LONDON — Since time immemorial, the debate between pesticide- and non-pesticide-using farmers has raged on in the agricultural community. The dispute reached a fever pitch this week after a study to be published by the British Journal of Nutrition revealed that organic fruits, vegetables and grains consist of lower pesticide levels and higher amounts of antioxidants.
After learning of the report, Arnold Peters, a tomato farmer in Grand Rapids, Mich., threw the first punch by referring to organic crops as “crap sissy plants.”
“Pesticide is a man’s chemical,” said Peters. “It makes the plants taste like they’re supposed to, whereas these non-pesticide, organic harvests taste like something out of Mario Batali’s garden. No thank you.”
Before long, shots were fired from the other side. Javier Valdez, chairman of the San Francisco-based organic farming group Organically Groovy, referred to Peters’ comments as “uninformed yet predictable.”
“Dudes like him need get with the times,” said Valdez, donning a tattered tee shirt emblazoned with the words “Organic or Die.” “We’re making some of the tastiest and most scrumptious food on the planet, and it’s all because we junked the pesticide.”
Not even the low harvest yields of organic farming have deterred Valdez.
“Sure, I may only reap two undersized strawberries per day, and my turnips might be a little funky-looking, but at least we’re doing it the healthy way.”
Whether organic farming is actually a healthier option is still up for debate. Analyses have varied on the relationship between diseases and antioxidants, while the most recent study didn’t opine on the matter.
“We are not making health claims based on this study, because we can’t,” said Dr. Carlo Leifert, the project’s lead researcher. “Our best course of action is let these farmers duke it out themselves.”

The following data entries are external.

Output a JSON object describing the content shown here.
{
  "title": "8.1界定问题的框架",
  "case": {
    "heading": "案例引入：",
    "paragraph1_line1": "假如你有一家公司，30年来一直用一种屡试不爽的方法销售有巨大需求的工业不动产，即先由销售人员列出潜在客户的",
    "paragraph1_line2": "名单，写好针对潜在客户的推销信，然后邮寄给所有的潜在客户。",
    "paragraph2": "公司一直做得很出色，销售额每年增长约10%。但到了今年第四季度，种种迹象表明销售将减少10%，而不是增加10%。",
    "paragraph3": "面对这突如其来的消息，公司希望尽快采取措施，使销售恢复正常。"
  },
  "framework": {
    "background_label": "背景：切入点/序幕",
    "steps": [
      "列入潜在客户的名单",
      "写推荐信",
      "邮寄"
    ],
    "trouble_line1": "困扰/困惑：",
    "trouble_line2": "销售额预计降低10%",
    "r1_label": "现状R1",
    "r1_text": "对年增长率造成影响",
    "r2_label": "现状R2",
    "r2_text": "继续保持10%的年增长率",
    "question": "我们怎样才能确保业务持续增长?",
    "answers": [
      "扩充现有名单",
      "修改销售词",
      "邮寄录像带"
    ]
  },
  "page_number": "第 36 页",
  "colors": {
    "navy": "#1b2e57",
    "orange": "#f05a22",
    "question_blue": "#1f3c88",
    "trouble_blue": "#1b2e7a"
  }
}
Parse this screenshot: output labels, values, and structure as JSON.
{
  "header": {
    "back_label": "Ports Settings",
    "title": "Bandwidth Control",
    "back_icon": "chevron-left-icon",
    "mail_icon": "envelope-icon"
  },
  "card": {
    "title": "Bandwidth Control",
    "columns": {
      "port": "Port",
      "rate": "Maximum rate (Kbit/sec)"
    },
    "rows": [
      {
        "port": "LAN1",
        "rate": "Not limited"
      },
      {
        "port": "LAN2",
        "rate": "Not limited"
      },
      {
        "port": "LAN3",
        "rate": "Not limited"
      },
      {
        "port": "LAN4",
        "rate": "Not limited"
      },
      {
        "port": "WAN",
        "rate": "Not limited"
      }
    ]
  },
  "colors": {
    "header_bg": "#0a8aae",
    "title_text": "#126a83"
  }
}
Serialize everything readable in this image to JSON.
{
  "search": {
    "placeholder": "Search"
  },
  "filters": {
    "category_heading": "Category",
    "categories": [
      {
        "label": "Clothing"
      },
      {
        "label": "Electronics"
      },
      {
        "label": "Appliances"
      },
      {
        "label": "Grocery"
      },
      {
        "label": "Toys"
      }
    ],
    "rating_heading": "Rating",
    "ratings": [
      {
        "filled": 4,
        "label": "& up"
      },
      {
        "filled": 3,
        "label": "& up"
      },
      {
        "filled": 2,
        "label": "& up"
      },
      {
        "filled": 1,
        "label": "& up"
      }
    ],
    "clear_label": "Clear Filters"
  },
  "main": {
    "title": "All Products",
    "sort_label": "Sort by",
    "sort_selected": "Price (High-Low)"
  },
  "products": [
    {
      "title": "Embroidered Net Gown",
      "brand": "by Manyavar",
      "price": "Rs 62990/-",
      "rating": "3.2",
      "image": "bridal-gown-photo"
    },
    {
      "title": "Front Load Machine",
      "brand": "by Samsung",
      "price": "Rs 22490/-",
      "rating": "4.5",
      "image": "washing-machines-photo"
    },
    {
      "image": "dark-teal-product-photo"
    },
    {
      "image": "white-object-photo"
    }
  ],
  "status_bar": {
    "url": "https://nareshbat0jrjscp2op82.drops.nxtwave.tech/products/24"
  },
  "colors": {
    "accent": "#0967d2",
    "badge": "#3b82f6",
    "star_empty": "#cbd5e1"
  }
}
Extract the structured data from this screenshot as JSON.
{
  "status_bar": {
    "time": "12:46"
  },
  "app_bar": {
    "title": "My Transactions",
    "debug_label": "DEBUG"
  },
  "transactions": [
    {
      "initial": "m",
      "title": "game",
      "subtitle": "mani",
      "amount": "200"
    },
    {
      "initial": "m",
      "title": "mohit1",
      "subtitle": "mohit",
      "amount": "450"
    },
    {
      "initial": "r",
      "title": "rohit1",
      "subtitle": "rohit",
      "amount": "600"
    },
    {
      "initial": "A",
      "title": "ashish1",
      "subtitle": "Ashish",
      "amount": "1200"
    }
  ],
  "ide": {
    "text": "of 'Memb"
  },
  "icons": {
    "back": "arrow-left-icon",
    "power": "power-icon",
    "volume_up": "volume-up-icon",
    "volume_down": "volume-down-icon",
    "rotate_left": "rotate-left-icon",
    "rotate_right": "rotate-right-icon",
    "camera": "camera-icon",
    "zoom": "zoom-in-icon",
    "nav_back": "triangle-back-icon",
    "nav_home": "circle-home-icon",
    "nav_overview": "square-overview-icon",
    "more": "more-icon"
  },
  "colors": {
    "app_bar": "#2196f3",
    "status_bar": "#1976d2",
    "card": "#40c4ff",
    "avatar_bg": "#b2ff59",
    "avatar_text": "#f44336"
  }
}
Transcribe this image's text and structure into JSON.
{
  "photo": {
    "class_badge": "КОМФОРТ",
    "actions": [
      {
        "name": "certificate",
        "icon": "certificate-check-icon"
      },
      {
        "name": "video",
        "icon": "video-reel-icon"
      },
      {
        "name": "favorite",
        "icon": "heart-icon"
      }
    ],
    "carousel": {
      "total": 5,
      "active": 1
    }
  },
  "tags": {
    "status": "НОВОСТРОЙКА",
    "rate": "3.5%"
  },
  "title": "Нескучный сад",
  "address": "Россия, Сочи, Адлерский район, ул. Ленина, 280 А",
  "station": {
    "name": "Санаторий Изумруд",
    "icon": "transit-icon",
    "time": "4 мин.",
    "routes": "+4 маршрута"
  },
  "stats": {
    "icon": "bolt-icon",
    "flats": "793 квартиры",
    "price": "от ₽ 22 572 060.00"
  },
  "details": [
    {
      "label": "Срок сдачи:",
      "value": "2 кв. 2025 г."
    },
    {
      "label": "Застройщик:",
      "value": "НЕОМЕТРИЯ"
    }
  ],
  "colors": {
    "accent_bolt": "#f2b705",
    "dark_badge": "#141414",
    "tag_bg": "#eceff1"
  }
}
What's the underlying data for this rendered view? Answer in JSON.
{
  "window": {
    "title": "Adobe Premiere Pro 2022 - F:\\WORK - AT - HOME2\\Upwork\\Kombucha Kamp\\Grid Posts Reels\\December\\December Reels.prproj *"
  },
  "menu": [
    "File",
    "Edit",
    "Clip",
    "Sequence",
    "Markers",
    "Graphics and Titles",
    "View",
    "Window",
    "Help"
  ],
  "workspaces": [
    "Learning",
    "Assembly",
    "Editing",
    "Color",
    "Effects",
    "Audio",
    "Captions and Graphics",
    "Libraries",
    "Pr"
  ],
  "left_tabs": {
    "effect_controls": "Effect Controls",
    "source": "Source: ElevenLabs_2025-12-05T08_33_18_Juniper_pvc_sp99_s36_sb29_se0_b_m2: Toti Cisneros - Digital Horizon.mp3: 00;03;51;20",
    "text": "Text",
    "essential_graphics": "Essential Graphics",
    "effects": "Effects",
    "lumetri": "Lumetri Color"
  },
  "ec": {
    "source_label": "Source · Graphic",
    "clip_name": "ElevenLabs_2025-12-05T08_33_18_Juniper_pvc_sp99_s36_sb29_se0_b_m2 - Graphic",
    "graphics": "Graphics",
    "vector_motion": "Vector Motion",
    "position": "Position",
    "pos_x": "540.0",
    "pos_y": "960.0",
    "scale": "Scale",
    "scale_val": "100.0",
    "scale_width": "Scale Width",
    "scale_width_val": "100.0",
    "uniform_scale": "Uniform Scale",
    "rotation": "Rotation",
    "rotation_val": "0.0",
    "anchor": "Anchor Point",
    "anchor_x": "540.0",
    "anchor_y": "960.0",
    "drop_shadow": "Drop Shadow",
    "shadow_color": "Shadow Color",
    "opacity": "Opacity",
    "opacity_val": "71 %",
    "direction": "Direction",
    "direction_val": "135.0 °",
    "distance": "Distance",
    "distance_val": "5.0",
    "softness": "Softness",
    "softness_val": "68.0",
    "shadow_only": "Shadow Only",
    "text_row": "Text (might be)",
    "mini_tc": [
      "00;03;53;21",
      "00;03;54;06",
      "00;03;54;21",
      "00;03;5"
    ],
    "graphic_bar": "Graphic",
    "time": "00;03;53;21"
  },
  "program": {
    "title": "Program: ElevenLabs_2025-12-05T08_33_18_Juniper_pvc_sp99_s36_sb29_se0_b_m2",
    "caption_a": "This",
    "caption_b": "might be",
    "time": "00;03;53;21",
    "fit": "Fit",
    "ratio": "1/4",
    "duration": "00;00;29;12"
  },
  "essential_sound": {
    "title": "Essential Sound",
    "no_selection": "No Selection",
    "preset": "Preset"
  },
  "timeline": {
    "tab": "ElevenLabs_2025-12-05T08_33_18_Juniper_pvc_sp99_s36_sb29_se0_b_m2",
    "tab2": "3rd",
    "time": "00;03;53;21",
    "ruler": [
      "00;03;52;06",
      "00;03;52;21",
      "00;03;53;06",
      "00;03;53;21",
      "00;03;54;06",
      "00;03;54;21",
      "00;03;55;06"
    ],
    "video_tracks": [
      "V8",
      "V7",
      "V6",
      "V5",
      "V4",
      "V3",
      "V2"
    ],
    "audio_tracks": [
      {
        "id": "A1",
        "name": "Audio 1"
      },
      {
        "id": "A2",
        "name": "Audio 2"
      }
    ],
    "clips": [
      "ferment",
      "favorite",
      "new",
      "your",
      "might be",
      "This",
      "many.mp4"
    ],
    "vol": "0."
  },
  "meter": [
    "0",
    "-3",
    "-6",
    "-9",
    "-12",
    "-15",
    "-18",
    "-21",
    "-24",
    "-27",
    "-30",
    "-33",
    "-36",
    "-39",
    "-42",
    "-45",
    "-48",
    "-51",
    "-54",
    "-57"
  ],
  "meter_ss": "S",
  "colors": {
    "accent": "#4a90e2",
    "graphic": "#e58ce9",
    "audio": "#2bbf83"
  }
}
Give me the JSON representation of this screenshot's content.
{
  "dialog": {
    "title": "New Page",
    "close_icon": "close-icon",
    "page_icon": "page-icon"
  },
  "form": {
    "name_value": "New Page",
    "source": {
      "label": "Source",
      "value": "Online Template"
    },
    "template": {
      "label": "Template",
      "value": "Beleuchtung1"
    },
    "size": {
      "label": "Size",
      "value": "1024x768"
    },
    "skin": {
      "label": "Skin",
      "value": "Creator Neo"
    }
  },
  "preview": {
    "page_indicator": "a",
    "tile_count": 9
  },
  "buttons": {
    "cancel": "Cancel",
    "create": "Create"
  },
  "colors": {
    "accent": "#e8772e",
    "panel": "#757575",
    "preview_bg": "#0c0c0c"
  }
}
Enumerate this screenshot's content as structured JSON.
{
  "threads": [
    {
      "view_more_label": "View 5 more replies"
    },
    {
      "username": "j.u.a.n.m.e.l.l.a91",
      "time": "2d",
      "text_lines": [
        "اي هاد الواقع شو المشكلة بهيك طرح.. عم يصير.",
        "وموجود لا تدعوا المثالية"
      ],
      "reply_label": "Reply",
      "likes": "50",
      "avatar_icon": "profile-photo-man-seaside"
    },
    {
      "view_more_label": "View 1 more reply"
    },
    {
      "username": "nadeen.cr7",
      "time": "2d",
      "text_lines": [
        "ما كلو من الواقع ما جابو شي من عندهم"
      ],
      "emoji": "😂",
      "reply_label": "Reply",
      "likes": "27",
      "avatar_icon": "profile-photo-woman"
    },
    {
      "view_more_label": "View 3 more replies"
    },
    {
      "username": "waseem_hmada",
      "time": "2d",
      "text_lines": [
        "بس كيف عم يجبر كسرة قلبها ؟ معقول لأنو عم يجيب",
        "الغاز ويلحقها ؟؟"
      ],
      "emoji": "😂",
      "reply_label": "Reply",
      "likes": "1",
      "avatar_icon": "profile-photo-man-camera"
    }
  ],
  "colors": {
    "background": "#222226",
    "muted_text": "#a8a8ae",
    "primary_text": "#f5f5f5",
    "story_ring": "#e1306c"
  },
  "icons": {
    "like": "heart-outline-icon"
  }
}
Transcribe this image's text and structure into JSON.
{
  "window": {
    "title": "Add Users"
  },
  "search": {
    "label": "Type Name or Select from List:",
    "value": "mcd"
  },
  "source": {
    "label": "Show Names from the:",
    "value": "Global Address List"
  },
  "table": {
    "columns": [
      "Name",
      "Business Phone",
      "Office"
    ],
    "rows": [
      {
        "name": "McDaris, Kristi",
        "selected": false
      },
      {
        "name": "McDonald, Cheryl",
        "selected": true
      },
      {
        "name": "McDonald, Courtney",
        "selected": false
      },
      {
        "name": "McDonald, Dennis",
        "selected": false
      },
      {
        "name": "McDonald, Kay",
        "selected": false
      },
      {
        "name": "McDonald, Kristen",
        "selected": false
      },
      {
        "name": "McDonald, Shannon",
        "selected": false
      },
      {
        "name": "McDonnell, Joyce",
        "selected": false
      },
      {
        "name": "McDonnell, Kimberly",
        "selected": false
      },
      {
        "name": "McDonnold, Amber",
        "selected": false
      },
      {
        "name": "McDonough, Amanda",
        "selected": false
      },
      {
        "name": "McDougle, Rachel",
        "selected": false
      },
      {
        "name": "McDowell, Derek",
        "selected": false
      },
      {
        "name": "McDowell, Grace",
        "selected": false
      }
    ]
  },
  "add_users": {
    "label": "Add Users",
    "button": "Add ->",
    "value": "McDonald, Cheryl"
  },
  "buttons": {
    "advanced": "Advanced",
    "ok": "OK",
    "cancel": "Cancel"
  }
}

When asked if he had thoughts on the health concerns associated with organic farming, Peters, chomping on one of his recently harvested apples, could only scowl.
“Would you quit it with that crazy talk? I’m trying to eat here.”